Task brief:
Please retype the entries below word for word, passing over every picture.

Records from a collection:
○ ○ ○ ○ ○
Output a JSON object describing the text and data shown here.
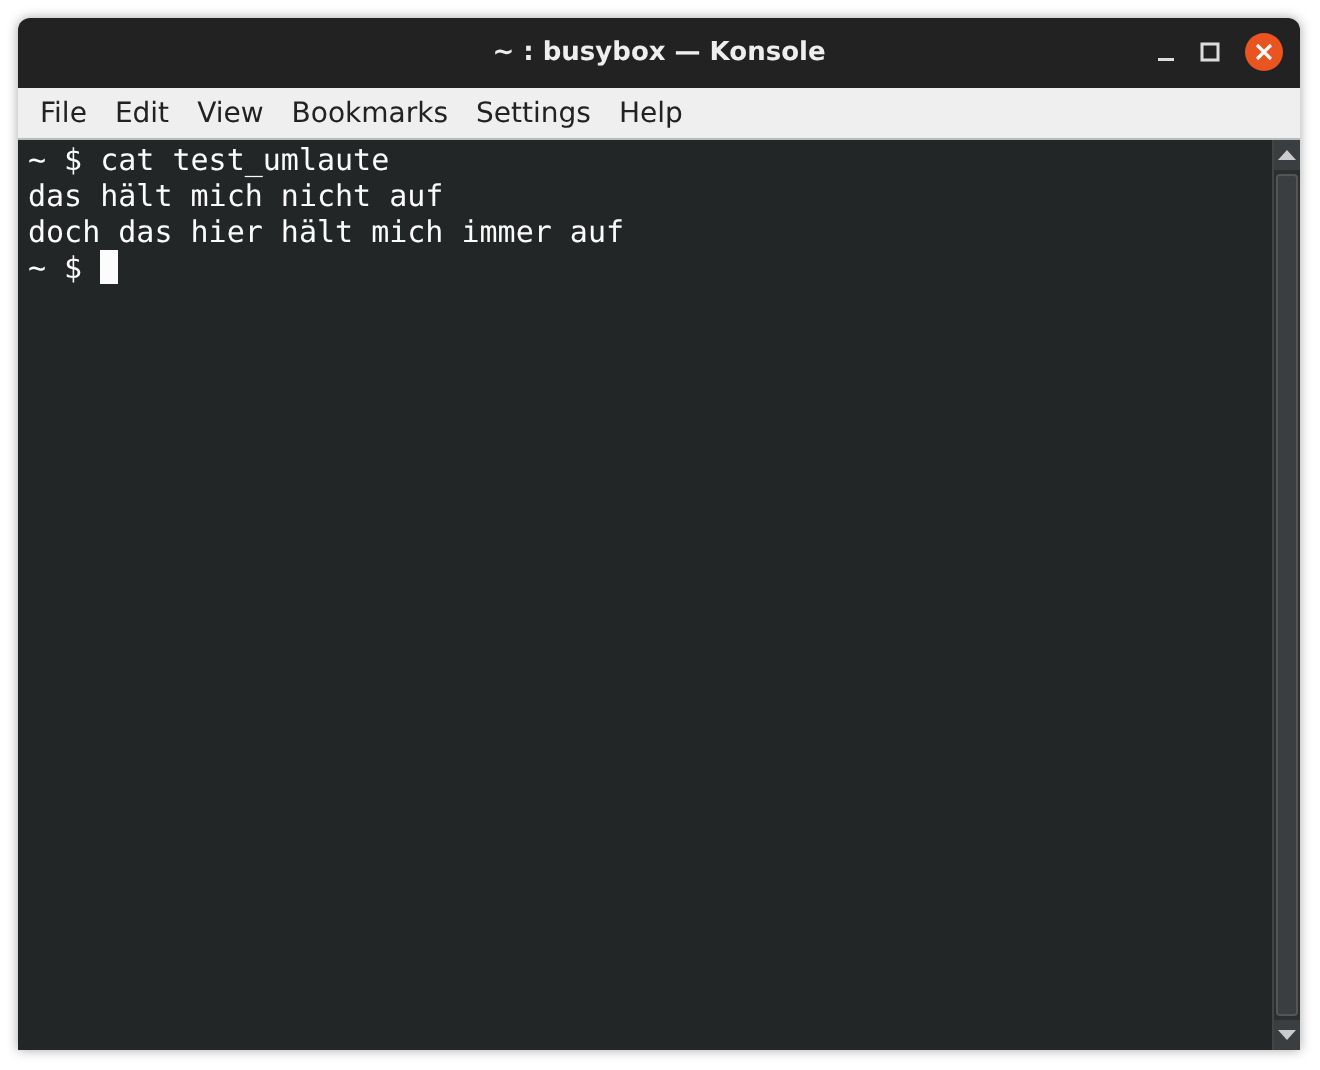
{
  "window": {
    "title": "~ : busybox — Konsole"
  },
  "menu": [
    "File",
    "Edit",
    "View",
    "Bookmarks",
    "Settings",
    "Help"
  ],
  "terminal": {
    "lines": [
      "~ $ cat test_umlaute",
      "das hält mich nicht auf",
      "doch das hier hält mich immer auf"
    ],
    "prompt": "~ $ ",
    "cursor": true
  }
}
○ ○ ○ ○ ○
Solved exercise:
Output a JSON object describing the text and data shown here.
{
  "window": {
    "title": "~ : busybox — Konsole"
  },
  "menu": [
    "File",
    "Edit",
    "View",
    "Bookmarks",
    "Settings",
    "Help"
  ],
  "terminal": {
    "lines": [
      "~ $ cat test_umlaute",
      "das hält mich nicht auf",
      "doch das hier hält mich immer auf"
    ],
    "prompt": "~ $ ",
    "cursor": true
  }
}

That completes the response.